Dr. Richard Clarke stressed the need for a better quality of public discourse in a closed door address to the British-Irish Association meeting yesterday.
On Saturday 10 September, the Most Revd Dr Richard Clarke, Archbishop of Armagh and Primate of All Ireland, spoke to the annual conference of the British–Irish Association (BIA) meeting in Pembroke College, Oxford (9–11 September 2016) this year. The BIA annual conference brings together a wide range of people – senior politicians and government officials, businessmen and women, academics, faith leaders, writers, former paramilitaries and community workers – to discuss matters of mutual concern (in camera). Archbishop Clarke’s focus was on responding to the social, political and economic challenges facing Northern Irish society today, in order to set the scene for further discussion at the meeting.
Truth in public discourse
Archbishop Clarke stressed the need for a better quality of public discourse across society and the need to ‘reject any notion that truth can be treated as disposable’ – a theme which he explored recently in the Irish Times when he argued that a general contempt for logos – logic, truth and reality – leads to the loss of empathy as a basic and vital human quality. The Archbishop argued that much public discourse today was based on the appeal to identity and to emotion, than on proper dispassionate discussion on public issues which is a basic essential for a functioning democracy. He suggested that the foundations of democracy are under threat today in western Europe in a way that has previously been unthinkable since the end of the Second World War.
Social inequalities and public services
Dr Clarke called for politicians and leaders to consider how social inequalities and improvements to public services can be seriously addressed.

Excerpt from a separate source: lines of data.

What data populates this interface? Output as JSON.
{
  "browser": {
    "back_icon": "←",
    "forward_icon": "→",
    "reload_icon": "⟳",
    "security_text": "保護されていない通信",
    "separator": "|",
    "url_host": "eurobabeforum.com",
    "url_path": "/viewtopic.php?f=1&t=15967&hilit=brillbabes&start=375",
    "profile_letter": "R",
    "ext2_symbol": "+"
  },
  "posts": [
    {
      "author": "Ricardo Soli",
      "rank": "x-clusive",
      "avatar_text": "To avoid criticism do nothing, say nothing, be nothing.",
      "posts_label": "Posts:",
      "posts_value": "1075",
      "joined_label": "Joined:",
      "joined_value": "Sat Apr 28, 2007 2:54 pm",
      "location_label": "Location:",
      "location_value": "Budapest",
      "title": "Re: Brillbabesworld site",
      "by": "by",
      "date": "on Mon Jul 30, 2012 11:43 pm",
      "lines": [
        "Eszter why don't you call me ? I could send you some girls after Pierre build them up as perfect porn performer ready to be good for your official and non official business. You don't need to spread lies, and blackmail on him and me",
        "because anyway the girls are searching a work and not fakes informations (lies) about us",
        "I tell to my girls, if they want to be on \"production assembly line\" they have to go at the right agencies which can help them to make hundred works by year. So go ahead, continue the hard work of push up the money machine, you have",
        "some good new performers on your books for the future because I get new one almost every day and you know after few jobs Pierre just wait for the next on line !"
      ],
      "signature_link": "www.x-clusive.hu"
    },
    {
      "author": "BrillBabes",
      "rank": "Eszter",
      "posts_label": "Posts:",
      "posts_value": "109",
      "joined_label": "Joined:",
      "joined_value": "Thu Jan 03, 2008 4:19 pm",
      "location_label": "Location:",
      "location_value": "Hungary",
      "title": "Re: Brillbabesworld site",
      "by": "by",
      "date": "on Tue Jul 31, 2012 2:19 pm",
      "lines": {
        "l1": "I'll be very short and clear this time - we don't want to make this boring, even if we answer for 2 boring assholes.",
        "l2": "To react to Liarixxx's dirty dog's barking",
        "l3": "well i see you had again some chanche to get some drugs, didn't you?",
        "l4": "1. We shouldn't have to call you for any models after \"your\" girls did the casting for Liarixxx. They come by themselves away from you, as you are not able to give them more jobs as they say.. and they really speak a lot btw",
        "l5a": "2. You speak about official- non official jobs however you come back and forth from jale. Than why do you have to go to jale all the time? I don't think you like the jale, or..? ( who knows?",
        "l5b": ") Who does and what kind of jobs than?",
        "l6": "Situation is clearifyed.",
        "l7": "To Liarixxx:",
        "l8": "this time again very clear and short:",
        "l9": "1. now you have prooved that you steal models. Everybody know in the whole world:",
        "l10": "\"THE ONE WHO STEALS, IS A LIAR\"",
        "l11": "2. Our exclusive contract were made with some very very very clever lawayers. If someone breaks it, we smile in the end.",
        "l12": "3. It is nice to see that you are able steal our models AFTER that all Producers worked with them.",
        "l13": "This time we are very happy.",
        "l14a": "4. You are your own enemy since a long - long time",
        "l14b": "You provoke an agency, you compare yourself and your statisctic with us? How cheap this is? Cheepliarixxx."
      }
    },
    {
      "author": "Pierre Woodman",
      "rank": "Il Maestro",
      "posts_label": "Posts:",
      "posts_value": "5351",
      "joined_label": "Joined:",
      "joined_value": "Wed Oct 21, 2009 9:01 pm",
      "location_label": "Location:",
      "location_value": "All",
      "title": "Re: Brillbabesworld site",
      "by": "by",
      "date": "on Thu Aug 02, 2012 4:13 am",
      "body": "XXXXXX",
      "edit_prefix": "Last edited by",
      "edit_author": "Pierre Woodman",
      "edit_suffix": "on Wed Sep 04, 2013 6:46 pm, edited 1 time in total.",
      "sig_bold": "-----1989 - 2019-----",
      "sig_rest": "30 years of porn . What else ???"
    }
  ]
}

He said that it is clear that the whole of the UK (and the Republic of Ireland) ‘is in current account deficit’ and that we must face up to the challenges of how to both increase the public finances in order to deliver the public services we need – from health to education to housing to policing – and to address the reality of poverty in an era of dependence by some on food banks. While acknowledging the complexity of the challenges, Archbishop Clarke proposed that it is time for ‘serious, reasoned and reasonable discussions’ on taxation – something that cannot be avoided because it is too difficult to resolve.
Flowing from his views on social and economic inequality, Archbishop Clarke also touched on his belief that ‘legacy’ issues in Northern Ireland still need to be prioritised – not least because so much of the public discourse in Northern Ireland continually returns to these issues. With regard to victims and survivors of ‘the Troubles’, Dr Clarke stressed that the term ‘legacy’ in itself ‘can sound too abstract when in fact the issues relate to real not abstract situations’, with people still needing a great deal of public support (and not always financial). He said that a ‘one size fits all’ approach will not work because individual perspectives and circumstances must be taken into account.
Avoiding a ‘hard border’
Finally, in the context of his broader themes of the challenges around public finances, social inequalities and the building up of the common good in the future of Northern Ireland, Archbishop Clarke said that he, like many others, is of the view that a post–Brexit ‘hard border’ between Northern Ireland and the Republic of Ireland needs to be avoided. Dr Clarke stated that he feels it is essential to the peace, stability, good relations and quality of life for the people on the island of Ireland as whole that a ‘soft border’ is maintained.